DEAR NO FITNESS GURU: What’s happening is that your friends and loved ones are seeing the positive effects of your smart life choices, and they want the same for themselves. This is fantastic. However, it can feel like a burden, as you have described. To the best of your ability, don’t shrug them off. You can recommend that they follow a healthy path, which starts by getting a complete physical to find out their health status.
Be clear to your friends that you are not a nutritionist, and you do not have the knowledge or authority to tell them how to change their lifestyles. When you talk about nutrition or exercise, frame it about yourself, because that’s all you have the expertise to discuss.
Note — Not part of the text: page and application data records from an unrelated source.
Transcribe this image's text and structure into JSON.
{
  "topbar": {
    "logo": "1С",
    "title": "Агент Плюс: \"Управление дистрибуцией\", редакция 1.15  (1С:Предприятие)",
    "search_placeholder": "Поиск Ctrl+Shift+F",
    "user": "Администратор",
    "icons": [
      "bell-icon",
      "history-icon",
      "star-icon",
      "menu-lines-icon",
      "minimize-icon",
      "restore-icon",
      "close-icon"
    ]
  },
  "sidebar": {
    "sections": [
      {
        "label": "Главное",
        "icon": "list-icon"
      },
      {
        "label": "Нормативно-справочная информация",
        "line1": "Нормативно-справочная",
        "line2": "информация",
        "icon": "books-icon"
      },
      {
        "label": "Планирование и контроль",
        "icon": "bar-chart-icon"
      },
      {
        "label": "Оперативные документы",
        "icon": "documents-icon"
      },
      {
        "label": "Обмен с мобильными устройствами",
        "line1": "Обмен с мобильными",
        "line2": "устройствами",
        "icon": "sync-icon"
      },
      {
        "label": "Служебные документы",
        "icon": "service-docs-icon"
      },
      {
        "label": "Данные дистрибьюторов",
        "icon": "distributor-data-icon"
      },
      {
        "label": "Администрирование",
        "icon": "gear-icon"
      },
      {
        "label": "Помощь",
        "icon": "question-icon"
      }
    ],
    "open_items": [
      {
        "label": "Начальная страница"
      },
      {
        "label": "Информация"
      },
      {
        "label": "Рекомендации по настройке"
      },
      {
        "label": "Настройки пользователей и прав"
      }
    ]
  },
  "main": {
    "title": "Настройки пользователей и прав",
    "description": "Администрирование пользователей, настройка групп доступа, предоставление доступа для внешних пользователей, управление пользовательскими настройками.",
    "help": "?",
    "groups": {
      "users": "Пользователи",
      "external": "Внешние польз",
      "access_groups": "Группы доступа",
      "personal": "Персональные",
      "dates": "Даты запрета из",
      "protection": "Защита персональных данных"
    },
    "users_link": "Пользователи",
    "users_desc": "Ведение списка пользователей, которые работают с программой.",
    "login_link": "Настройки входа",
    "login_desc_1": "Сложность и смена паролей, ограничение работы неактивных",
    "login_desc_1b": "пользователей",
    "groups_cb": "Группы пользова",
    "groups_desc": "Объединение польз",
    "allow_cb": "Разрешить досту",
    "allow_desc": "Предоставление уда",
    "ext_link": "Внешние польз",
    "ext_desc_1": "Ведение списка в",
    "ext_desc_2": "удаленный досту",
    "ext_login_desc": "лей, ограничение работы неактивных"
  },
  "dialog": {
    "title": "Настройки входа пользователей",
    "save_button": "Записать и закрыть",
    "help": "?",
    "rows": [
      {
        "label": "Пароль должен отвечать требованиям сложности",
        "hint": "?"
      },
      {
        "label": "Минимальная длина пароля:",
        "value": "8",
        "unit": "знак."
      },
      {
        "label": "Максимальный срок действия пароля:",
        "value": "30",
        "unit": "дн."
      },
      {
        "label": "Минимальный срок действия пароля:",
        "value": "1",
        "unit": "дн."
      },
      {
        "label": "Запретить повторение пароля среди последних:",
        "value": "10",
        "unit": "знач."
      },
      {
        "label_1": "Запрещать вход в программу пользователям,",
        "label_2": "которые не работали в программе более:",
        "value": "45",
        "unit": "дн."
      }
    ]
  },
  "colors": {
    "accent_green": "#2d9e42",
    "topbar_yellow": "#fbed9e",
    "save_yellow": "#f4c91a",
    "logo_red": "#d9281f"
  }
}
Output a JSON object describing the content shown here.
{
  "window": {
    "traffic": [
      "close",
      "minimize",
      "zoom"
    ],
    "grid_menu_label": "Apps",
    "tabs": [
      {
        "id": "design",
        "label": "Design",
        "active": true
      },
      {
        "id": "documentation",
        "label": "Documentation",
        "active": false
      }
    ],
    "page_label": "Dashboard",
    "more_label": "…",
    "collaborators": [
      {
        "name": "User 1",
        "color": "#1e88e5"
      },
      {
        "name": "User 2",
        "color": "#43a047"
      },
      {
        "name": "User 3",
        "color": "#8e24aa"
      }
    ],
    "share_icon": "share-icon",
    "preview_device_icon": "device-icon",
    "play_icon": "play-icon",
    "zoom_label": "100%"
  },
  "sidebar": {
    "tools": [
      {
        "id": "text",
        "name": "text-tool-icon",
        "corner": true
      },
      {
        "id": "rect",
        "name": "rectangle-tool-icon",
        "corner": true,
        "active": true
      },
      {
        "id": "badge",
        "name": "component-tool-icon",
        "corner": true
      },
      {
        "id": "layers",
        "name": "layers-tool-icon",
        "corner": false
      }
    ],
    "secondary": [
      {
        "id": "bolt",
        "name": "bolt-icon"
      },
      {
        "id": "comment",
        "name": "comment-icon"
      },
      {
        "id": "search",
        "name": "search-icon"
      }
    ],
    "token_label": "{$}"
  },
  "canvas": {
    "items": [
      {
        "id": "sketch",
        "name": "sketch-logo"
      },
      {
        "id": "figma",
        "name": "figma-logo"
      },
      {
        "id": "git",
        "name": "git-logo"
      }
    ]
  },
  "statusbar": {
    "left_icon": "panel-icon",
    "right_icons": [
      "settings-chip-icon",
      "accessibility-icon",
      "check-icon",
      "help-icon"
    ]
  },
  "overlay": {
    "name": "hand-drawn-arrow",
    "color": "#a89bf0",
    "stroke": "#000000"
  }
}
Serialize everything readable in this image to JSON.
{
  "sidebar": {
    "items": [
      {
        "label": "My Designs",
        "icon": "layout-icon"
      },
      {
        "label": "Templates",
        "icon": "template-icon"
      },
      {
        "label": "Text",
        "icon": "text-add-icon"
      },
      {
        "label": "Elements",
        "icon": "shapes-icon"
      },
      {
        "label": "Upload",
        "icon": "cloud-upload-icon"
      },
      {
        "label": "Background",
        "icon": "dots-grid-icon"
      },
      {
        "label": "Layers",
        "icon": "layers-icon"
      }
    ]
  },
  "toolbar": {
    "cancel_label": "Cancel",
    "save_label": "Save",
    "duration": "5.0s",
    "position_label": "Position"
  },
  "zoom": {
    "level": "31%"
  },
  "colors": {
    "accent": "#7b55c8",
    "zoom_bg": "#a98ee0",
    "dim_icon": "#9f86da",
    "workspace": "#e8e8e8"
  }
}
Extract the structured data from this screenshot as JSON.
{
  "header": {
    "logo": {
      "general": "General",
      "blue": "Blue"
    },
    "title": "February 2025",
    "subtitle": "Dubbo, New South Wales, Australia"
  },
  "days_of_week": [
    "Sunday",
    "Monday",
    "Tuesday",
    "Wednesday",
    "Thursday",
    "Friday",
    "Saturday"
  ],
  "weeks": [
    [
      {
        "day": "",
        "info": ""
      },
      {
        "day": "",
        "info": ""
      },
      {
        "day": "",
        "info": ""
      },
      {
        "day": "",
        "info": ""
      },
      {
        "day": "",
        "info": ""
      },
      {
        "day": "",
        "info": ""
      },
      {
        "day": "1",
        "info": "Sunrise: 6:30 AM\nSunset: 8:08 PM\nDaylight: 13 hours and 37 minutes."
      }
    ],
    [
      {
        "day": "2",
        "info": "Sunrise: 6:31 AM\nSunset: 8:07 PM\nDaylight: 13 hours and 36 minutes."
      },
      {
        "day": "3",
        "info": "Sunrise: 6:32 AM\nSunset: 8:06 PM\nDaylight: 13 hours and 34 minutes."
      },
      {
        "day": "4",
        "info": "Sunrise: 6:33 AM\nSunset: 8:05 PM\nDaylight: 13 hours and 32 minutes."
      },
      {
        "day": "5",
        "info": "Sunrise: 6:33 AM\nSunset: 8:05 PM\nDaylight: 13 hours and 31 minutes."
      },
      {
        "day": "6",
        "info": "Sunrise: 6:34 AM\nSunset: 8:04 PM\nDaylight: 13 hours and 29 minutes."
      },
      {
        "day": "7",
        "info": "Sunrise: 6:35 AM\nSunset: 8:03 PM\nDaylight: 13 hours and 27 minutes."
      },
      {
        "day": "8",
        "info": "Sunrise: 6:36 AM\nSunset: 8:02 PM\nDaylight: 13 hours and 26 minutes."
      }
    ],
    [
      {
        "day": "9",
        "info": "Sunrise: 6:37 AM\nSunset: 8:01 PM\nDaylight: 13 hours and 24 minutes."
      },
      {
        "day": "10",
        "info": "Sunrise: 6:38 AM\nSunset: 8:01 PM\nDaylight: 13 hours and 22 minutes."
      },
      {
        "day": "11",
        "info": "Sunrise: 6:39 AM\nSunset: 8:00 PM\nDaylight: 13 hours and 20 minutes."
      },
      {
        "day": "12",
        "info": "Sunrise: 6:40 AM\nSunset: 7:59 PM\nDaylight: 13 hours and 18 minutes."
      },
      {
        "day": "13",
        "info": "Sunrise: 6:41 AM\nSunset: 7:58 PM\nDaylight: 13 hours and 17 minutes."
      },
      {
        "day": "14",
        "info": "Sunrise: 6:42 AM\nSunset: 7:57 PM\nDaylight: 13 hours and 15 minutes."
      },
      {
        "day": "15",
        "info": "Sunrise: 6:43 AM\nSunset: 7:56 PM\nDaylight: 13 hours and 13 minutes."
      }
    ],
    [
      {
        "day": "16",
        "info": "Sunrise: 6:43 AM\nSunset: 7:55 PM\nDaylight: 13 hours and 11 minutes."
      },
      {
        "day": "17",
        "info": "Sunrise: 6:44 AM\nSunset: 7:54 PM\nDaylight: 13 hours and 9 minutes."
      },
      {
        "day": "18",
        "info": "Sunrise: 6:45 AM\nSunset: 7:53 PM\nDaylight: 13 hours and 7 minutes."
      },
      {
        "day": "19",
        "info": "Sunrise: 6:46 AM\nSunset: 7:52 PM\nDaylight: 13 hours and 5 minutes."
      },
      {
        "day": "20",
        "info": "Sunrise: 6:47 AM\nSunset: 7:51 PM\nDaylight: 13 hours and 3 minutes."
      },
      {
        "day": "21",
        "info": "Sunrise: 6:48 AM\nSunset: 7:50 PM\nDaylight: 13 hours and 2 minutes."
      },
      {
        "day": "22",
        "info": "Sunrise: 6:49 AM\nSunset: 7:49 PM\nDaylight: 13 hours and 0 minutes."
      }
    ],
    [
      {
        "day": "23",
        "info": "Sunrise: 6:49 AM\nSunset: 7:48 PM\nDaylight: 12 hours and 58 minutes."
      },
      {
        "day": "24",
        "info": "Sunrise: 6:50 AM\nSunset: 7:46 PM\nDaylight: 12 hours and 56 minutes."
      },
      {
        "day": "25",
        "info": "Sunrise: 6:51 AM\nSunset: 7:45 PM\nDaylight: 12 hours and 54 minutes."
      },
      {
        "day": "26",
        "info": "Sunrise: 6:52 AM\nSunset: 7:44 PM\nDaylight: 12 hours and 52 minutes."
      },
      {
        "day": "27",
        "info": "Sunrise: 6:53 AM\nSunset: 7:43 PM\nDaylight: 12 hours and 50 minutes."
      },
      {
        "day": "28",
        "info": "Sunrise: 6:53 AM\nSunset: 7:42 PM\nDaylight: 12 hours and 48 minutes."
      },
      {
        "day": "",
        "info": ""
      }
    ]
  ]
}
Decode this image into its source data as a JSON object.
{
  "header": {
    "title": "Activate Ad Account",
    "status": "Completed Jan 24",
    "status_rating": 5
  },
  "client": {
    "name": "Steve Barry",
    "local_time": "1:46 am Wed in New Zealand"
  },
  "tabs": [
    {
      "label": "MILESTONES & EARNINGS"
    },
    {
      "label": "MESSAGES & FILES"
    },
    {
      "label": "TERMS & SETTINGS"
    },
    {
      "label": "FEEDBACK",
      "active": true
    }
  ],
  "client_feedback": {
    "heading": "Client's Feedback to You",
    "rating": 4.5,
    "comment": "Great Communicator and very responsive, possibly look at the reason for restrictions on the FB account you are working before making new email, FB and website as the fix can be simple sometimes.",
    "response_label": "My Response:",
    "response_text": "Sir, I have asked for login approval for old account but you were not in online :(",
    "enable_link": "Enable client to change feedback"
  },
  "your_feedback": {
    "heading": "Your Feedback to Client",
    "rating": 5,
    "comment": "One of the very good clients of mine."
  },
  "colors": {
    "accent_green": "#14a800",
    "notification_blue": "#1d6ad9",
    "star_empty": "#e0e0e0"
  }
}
If they ask you what they should do, suggest that they get their own nutritionist or trainer.
If you continue to get a barrage of requests for nutritional and diet advice, consider writing a blog about your personal experiences. When people ask, point them to your blog to check out what you know.
DEAR HARRIETTE: I take medication for ADD, and I have lost around 15 pounds because I have been forgetting to eat. My medication completely subdues my appetite, and I notice I haven’t eaten only when I feel weak and sluggish. I know many people have the opposite problem with food, but people have expressed their concern for my figure, not knowing that I am on medication. How can I remind myself to eat when I don’t get hungry anymore? -- Higher Dosages, Brooklyn, New York
DEAR HIGHER DOSES: Your first stop needs to be to your doctor to make sure that your dosage is right. Ask about the side effect of such a dramatic lack of appetite. You may need an adjustment in your prescription, which only your doctor can address.
What you can do is practical. Set an alarm on your phone or travel clock every four hours. When it sounds, that’s time to eat something, whether it is a healthy snack or a full meal. Using technology to support your health can make it easier for you to remember to eat. Be sure to be prepared with foods that will nourish your body. Your responsibility in this is essential for you to establish balance in your health.
(Harriette Cole is a lifestylist and founder of DREAMLEAPERS, an initiative to help people access and activate their dreams. You can send questions to email@example.com or c/o Andrews McMeel Syndication, 1130 Walnut St., Kansas City, MO 64106.)